▸ **Work item**
The records below need to be set down again exactly; their images stay out.

Records drawn from a dataset:
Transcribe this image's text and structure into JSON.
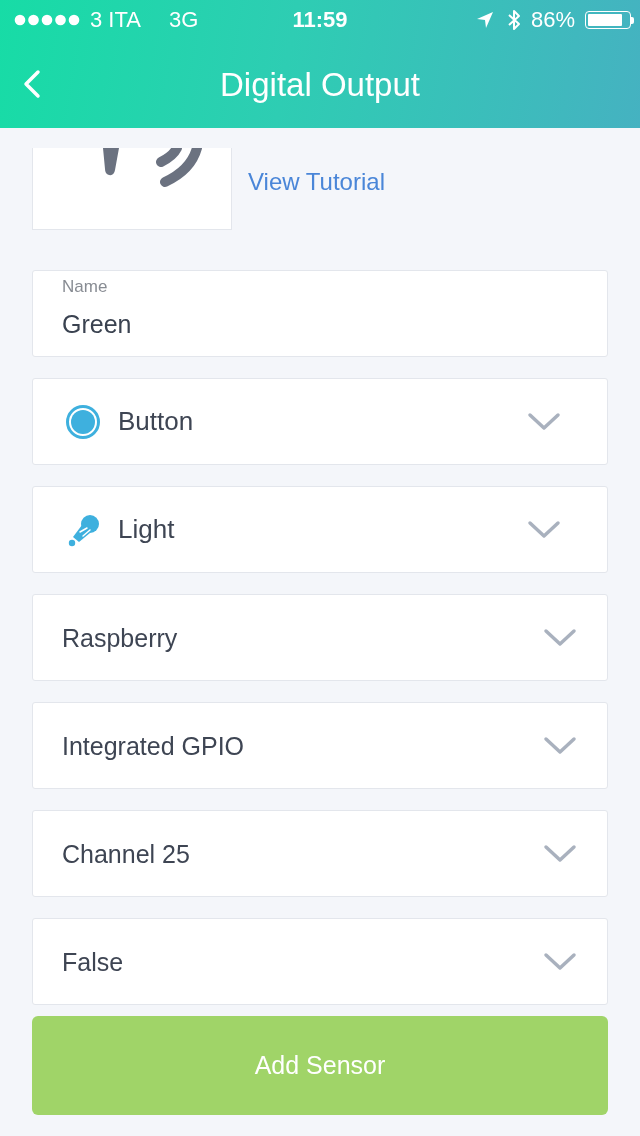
{
  "status_bar": {
    "carrier": "3 ITA",
    "network": "3G",
    "time": "11:59",
    "battery": "86%"
  },
  "nav": {
    "title": "Digital Output"
  },
  "preview": {
    "link": "View Tutorial"
  },
  "name_field": {
    "label": "Name",
    "value": "Green"
  },
  "dropdowns": [
    {
      "kind": "circle",
      "value": "Button"
    },
    {
      "kind": "bulb",
      "value": "Light"
    },
    {
      "kind": "plain",
      "value": "Raspberry"
    },
    {
      "kind": "plain",
      "value": "Integrated GPIO"
    },
    {
      "kind": "plain",
      "value": "Channel 25"
    },
    {
      "kind": "plain",
      "value": "False"
    }
  ],
  "submit": {
    "label": "Add Sensor"
  }
}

▸ **Output of the exercise**
Transcribe this image's text and structure into JSON.
{
  "status_bar": {
    "carrier": "3 ITA",
    "network": "3G",
    "time": "11:59",
    "battery": "86%"
  },
  "nav": {
    "title": "Digital Output"
  },
  "preview": {
    "link": "View Tutorial"
  },
  "name_field": {
    "label": "Name",
    "value": "Green"
  },
  "dropdowns": [
    {
      "kind": "circle",
      "value": "Button"
    },
    {
      "kind": "bulb",
      "value": "Light"
    },
    {
      "kind": "plain",
      "value": "Raspberry"
    },
    {
      "kind": "plain",
      "value": "Integrated GPIO"
    },
    {
      "kind": "plain",
      "value": "Channel 25"
    },
    {
      "kind": "plain",
      "value": "False"
    }
  ],
  "submit": {
    "label": "Add Sensor"
  }
}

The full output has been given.